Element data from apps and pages

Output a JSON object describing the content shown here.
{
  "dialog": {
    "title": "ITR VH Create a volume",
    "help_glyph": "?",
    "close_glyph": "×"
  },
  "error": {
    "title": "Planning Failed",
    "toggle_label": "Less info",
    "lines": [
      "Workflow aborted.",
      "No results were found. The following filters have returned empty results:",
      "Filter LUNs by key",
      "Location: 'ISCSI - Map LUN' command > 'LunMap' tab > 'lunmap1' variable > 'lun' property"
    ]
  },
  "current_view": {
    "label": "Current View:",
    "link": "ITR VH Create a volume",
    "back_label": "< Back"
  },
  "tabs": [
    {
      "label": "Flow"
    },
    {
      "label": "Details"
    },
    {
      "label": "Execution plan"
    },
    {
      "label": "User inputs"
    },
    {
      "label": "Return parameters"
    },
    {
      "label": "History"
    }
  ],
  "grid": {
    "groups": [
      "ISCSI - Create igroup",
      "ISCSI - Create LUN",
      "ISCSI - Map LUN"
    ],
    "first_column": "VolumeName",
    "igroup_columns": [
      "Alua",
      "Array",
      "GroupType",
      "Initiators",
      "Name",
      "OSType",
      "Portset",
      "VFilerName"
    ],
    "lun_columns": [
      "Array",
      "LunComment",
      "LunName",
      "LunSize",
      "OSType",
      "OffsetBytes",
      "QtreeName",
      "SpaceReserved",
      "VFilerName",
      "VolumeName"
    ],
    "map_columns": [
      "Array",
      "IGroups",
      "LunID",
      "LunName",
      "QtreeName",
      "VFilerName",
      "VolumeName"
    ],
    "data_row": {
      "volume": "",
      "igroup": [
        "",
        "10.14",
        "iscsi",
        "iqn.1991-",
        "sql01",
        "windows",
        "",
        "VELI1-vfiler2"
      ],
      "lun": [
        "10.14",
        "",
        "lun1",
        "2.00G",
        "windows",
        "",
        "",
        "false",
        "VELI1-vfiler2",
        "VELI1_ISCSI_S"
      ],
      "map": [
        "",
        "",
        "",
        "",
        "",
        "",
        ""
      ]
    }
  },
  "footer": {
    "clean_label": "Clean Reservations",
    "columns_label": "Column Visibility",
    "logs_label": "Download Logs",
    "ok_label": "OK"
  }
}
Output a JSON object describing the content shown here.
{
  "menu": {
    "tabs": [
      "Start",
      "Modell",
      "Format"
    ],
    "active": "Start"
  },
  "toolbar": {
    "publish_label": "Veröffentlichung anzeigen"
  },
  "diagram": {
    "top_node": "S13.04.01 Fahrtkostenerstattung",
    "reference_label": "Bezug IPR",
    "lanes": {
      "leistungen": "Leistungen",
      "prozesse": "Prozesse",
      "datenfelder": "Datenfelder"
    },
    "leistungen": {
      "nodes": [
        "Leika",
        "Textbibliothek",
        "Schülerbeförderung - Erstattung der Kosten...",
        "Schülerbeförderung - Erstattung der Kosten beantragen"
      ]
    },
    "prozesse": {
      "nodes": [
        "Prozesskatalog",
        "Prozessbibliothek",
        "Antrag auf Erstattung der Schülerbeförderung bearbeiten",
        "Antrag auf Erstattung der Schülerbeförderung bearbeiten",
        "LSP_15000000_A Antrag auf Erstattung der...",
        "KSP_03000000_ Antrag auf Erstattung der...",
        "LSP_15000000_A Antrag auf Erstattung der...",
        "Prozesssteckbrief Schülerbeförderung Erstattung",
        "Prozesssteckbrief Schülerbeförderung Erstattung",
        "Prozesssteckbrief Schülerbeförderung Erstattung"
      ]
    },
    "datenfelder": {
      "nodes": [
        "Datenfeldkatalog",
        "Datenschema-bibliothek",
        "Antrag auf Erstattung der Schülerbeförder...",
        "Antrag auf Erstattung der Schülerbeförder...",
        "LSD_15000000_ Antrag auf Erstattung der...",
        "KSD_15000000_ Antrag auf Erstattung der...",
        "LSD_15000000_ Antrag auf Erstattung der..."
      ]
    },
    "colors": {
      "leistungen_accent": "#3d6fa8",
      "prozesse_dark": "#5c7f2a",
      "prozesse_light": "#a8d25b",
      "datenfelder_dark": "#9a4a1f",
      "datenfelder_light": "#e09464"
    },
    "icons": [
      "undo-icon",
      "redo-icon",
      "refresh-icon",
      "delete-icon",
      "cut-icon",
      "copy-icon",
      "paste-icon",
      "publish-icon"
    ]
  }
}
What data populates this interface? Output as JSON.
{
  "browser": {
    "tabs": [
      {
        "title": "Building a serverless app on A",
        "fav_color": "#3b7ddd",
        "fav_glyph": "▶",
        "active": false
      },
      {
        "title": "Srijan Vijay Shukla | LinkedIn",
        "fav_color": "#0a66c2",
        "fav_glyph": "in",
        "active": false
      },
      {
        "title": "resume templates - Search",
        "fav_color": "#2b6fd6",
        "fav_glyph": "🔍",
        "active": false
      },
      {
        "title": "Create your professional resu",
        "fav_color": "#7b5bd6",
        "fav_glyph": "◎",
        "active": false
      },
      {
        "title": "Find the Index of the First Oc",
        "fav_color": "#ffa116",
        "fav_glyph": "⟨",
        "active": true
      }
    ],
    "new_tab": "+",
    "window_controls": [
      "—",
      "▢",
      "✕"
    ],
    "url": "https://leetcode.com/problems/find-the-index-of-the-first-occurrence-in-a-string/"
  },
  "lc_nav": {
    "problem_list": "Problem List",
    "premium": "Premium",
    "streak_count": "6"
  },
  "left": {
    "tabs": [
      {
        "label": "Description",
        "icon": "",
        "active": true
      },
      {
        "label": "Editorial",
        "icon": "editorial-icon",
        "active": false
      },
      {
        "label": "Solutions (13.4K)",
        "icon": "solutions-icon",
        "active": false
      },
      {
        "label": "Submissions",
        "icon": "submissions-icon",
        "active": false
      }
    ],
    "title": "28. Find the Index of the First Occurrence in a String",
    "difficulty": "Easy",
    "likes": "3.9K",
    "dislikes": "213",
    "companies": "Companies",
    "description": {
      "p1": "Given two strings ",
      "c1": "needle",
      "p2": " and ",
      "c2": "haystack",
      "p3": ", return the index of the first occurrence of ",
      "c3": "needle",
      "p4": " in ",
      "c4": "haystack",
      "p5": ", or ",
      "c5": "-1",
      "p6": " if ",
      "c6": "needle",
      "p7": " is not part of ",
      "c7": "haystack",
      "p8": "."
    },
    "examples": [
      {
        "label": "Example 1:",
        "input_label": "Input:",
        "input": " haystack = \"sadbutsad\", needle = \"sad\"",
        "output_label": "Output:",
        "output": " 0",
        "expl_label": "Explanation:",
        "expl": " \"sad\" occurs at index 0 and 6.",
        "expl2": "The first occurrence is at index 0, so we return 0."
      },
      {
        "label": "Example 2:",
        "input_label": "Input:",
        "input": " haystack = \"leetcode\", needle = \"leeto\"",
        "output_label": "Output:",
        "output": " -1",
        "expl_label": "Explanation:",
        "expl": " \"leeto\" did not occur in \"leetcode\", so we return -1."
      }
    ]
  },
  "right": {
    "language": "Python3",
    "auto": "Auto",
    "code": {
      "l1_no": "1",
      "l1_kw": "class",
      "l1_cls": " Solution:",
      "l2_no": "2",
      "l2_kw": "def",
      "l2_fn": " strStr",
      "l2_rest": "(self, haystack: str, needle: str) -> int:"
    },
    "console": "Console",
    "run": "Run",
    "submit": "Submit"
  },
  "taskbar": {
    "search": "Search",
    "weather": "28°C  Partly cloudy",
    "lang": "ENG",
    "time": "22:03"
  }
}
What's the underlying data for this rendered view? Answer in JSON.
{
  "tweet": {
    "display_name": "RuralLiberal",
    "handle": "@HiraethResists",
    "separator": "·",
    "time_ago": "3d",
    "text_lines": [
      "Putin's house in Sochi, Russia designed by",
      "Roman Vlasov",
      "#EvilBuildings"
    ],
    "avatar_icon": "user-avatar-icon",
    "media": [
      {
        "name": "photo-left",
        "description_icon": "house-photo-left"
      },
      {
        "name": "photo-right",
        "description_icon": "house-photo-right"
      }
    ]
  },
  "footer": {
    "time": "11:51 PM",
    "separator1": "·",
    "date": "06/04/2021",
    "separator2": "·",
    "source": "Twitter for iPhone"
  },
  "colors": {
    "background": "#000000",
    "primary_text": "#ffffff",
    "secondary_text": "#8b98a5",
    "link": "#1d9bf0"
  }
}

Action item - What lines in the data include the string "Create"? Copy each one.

Response to the exercise -
    "title": "ITR VH Create a volume",
    "link": "ITR VH Create a volume",
      "ISCSI - Create igroup",
      "ISCSI - Create LUN",
        "title": "Create your professional resu",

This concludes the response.